From the first line to the last, print the data exactly as it appears.

EXTRACTED RECORDS:
══════
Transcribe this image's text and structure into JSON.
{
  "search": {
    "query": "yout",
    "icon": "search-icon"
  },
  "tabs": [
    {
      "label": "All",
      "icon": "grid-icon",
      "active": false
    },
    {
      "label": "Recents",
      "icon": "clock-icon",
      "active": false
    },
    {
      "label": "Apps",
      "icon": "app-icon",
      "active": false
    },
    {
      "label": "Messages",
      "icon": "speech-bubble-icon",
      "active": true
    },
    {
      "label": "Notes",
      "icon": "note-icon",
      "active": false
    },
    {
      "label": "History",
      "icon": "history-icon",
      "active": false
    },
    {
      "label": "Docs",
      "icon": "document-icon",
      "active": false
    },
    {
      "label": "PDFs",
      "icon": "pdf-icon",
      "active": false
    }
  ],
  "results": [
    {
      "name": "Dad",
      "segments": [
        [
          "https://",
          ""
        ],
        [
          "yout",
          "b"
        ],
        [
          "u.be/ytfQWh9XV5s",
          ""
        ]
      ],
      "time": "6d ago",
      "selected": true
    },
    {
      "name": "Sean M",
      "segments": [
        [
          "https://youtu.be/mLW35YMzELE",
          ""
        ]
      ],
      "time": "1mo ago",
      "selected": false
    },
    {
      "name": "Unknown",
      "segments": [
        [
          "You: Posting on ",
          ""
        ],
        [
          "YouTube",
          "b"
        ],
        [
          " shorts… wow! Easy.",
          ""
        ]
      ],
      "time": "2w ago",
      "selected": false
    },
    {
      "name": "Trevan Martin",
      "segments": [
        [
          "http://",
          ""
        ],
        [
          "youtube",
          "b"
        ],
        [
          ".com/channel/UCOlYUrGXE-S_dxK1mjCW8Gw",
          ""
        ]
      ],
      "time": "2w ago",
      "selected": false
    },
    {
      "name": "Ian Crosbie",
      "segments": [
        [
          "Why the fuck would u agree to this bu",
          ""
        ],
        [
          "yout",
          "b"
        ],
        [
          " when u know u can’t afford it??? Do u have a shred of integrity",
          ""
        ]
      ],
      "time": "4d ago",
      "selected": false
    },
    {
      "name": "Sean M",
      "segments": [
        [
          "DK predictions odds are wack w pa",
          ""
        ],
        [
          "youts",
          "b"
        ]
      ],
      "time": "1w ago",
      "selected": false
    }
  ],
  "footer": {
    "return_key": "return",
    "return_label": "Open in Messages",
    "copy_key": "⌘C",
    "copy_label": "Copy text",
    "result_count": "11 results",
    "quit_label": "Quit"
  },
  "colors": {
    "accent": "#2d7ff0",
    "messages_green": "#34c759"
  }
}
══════
TASK RESPONSE:
Transcribe this image's text and structure into JSON.
{
  "search": {
    "query": "yout",
    "icon": "search-icon"
  },
  "tabs": [
    {
      "label": "All",
      "icon": "grid-icon",
      "active": false
    },
    {
      "label": "Recents",
      "icon": "clock-icon",
      "active": false
    },
    {
      "label": "Apps",
      "icon": "app-icon",
      "active": false
    },
    {
      "label": "Messages",
      "icon": "speech-bubble-icon",
      "active": true
    },
    {
      "label": "Notes",
      "icon": "note-icon",
      "active": false
    },
    {
      "label": "History",
      "icon": "history-icon",
      "active": false
    },
    {
      "label": "Docs",
      "icon": "document-icon",
      "active": false
    },
    {
      "label": "PDFs",
      "icon": "pdf-icon",
      "active": false
    }
  ],
  "results": [
    {
      "name": "Dad",
      "segments": [
        [
          "https://",
          ""
        ],
        [
          "yout",
          "b"
        ],
        [
          "u.be/ytfQWh9XV5s",
          ""
        ]
      ],
      "time": "6d ago",
      "selected": true
    },
    {
      "name": "Sean M",
      "segments": [
        [
          "https://youtu.be/mLW35YMzELE",
          ""
        ]
      ],
      "time": "1mo ago",
      "selected": false
    },
    {
      "name": "Unknown",
      "segments": [
        [
          "You: Posting on ",
          ""
        ],
        [
          "YouTube",
          "b"
        ],
        [
          " shorts… wow! Easy.",
          ""
        ]
      ],
      "time": "2w ago",
      "selected": false
    },
    {
      "name": "Trevan Martin",
      "segments": [
        [
          "http://",
          ""
        ],
        [
          "youtube",
          "b"
        ],
        [
          ".com/channel/UCOlYUrGXE-S_dxK1mjCW8Gw",
          ""
        ]
      ],
      "time": "2w ago",
      "selected": false
    },
    {
      "name": "Ian Crosbie",
      "segments": [
        [
          "Why the fuck would u agree to this bu",
          ""
        ],
        [
          "yout",
          "b"
        ],
        [
          " when u know u can’t afford it??? Do u have a shred of integrity",
          ""
        ]
      ],
      "time": "4d ago",
      "selected": false
    },
    {
      "name": "Sean M",
      "segments": [
        [
          "DK predictions odds are wack w pa",
          ""
        ],
        [
          "youts",
          "b"
        ]
      ],
      "time": "1w ago",
      "selected": false
    }
  ],
  "footer": {
    "return_key": "return",
    "return_label": "Open in Messages",
    "copy_key": "⌘C",
    "copy_label": "Copy text",
    "result_count": "11 results",
    "quit_label": "Quit"
  },
  "colors": {
    "accent": "#2d7ff0",
    "messages_green": "#34c759"
  }
}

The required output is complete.